When the Master eventually returned there was a time of accountability for how each of the servants had used the money entrusted to them (vs.19). The first two servants immediately got to work, investing their money and over a period of time they earned 100% more (vs.16-17). They obviously felt good about their own efforts and the master responded with praise, commendation, celebration and reward (vs.21). Note that the servants were not treated in regards to the amount they had been given but for their faithfulness with what they had individually received (vs.21-23). They both received the identical statement of praise and joy from the master. What matters most is not what we have been given but what we do with it.
I believe that Jesus teaches that anything we do for the benefit of God and others is pleasing to God. That includes our work (whether paid or not), our love (acts of kindness towards all people), and our service (voluntarily helping others – anywhere). We can’t even give a cup of water to someone without God noticing it and rewarding it (Mk 9:41). That’s encouraging!
Reflection #3: God is displeased when we play it safe and refuse to risk
The third servant dug a hole in the ground and hid his money, doing nothing with it (vs.18, 25). The main problem was his attitude toward his master. His inaccurate perception became an excuse for his personal irresponsibility. In the same way, our view of God strongly influences our behaviour. The master was angry with this servant, calling him “wicked and lazy,” taking away what he had, and punishing him severely (vs.26-30).
What is God like? From this parable, we could say that God is a risk-taker! He gives us resources and he wants us to make them grow. That requires overcoming the fear of failure. Think of the risks that Jesus took - challenging religious leaders, overthrowing deep-seated racial and gender prejudice, and entrusting his kingdom work to his often fickle followers. He also called others to take risks too – including leaving all and following him.
God wants us to confront our fears and insecurities. He calls us to step out of our comfort zone. This does not mean that we should be reckless with our lives but following Jesus requires faith and faith often means risk. Life is meant to be an adventure. That involves risk and sometime even failure (click here to view an inspirational video clip about people who overcame failure). God has given each one of us such amazing potential waiting to be unpacked. He calls step out of the boat.
When our life is over, our eternal destiny will be based on our faith in Jesus. Salvation is by grace, not through our good works (Eph.2:8-10). However, we will be held accountable for what we do with what we have been given by God. He has made an investment in our lives and he expects a return on it. This is not a heaven or hell issue. It is a matter of rewards (1Cor.3:10-15. 2 Cor. 5:10). This truth should provide good motivation to ensure that we make every effort to make our life count for the short time we are here on earth.

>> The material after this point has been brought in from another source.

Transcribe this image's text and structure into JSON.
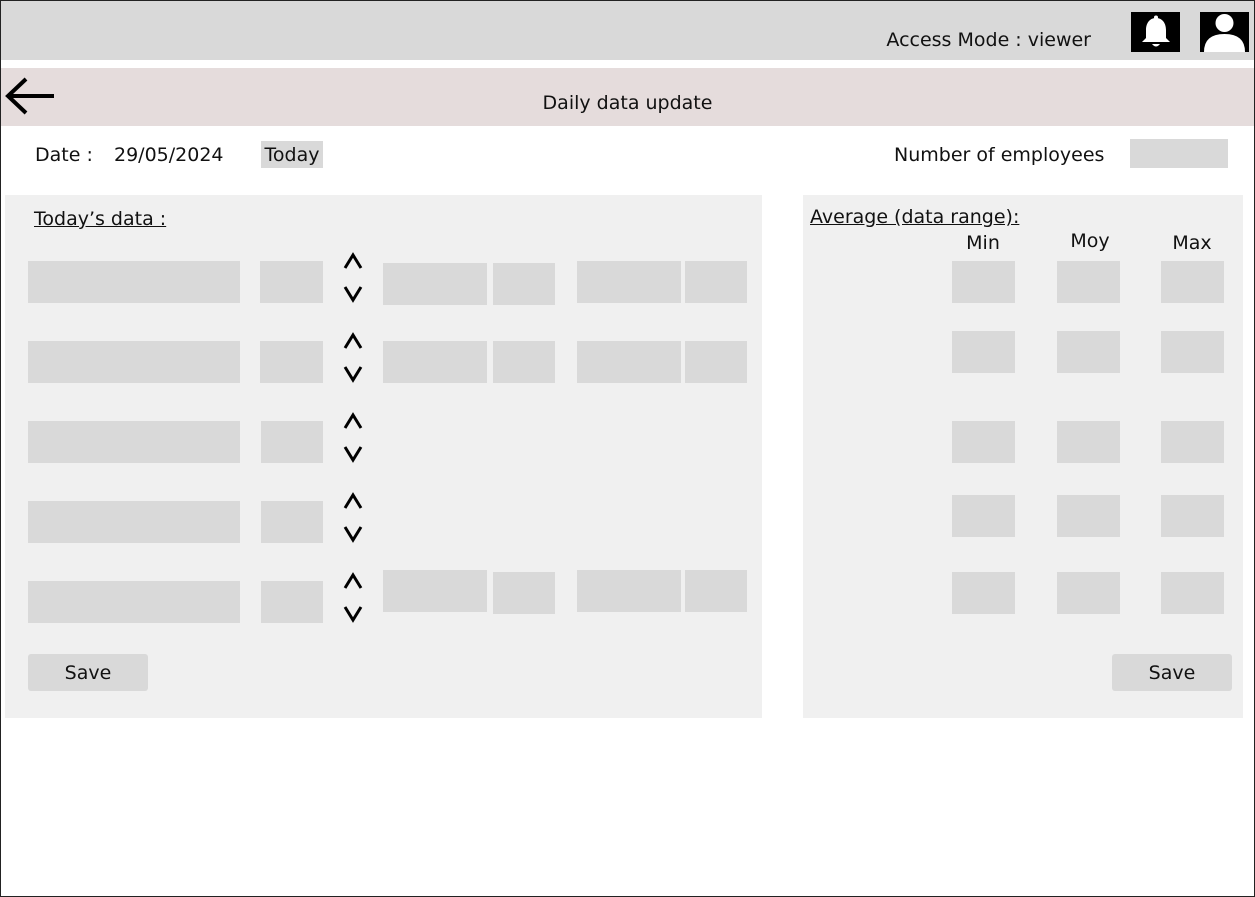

Sample Reflection Questions
- What does this parable teach us about God and his character?
- What do you think are some of your own God-given talents and abilities?
- When you have done something useful for God or others, how does it feel?
- Why is it important to honor and commend one another, as we do our church volunteers?
- If you had unlimited resources, what would you do? What would you attempt if you knew you wouldn’t fail?
- Reflect on one of the biggest risks you have ever taken in life. How did it turn out.
- Many older people, when reflecting back on their life, wish they had risked more. Will you?
- What step is God calling you to make right now? What are you afraid of?
 Some interpreters suggest that Jesus speaking directly about the immanent judgment on the nation of Israel, and the religious leaders he had just denounced (Mt.23), who had failed to take what they had been given and share it with the world.